[Entries from a dataset of interfaces]
┄┄┄┄┄┄┄┄┄┄┄┄┄┄┄┄┄┄┄┄

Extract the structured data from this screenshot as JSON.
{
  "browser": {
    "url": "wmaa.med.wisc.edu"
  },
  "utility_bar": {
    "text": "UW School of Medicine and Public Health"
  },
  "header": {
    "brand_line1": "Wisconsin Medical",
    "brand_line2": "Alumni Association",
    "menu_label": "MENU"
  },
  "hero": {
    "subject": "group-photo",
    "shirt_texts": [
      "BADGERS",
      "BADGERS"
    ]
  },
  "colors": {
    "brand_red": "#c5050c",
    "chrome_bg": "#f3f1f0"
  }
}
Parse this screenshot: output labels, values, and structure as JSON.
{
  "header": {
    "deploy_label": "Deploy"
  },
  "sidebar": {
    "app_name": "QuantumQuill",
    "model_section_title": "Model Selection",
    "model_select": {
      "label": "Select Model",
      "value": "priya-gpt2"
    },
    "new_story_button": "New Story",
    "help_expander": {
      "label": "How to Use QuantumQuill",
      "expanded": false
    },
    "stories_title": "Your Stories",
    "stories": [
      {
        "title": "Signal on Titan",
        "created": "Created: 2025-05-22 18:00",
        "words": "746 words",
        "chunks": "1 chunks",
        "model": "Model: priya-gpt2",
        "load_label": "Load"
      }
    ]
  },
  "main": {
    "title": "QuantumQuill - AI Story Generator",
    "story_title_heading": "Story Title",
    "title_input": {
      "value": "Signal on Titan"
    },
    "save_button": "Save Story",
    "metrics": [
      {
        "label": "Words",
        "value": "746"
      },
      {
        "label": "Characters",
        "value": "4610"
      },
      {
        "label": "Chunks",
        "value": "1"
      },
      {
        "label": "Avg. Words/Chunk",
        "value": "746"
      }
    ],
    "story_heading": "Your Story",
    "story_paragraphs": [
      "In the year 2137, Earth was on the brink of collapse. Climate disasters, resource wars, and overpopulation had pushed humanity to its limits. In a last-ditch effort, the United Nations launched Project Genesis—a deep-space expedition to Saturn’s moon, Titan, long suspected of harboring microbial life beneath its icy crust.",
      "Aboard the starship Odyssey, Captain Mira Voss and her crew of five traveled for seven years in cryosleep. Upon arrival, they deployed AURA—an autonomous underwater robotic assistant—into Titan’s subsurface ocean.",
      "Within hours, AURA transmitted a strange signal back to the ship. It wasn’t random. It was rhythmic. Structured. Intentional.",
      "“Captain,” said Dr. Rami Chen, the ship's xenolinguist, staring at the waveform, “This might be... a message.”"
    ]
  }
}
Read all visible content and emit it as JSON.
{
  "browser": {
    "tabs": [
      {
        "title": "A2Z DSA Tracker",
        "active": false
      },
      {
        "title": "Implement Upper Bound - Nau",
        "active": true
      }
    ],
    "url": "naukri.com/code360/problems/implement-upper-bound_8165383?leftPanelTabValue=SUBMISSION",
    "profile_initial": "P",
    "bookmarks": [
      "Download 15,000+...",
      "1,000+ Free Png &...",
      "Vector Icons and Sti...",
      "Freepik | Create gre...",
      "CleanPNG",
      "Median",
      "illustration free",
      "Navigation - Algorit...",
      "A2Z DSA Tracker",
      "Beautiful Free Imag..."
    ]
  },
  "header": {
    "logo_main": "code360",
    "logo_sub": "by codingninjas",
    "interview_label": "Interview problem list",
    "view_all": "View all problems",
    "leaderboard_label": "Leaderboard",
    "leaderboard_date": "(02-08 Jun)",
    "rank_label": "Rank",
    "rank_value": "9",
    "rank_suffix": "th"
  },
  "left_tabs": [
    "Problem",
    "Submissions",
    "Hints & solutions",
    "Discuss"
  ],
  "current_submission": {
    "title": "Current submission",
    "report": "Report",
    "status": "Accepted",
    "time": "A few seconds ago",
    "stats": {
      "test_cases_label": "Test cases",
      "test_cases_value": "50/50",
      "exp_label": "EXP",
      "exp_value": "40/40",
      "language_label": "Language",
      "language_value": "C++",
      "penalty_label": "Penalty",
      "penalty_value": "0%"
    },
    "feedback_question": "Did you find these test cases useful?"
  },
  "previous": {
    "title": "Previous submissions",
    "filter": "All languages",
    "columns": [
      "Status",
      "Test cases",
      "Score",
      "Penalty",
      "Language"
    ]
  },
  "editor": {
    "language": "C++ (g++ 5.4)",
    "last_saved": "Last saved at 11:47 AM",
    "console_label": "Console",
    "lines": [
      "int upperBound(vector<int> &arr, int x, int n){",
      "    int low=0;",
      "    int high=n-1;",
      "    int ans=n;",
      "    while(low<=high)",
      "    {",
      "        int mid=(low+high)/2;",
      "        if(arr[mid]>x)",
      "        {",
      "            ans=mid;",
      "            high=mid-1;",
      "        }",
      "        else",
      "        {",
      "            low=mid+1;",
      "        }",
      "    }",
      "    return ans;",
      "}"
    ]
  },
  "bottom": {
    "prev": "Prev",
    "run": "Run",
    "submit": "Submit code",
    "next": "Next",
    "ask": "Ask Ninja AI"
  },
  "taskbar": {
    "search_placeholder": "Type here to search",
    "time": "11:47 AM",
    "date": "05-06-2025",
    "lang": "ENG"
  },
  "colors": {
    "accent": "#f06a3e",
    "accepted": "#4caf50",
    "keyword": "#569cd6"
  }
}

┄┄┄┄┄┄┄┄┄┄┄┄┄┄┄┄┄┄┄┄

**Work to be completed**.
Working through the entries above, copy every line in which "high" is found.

**Exercise solution**.
      "    int high=n-1;",
      "    while(low<=high)",
      "        int mid=(low+high)/2;",
      "            high=mid-1;",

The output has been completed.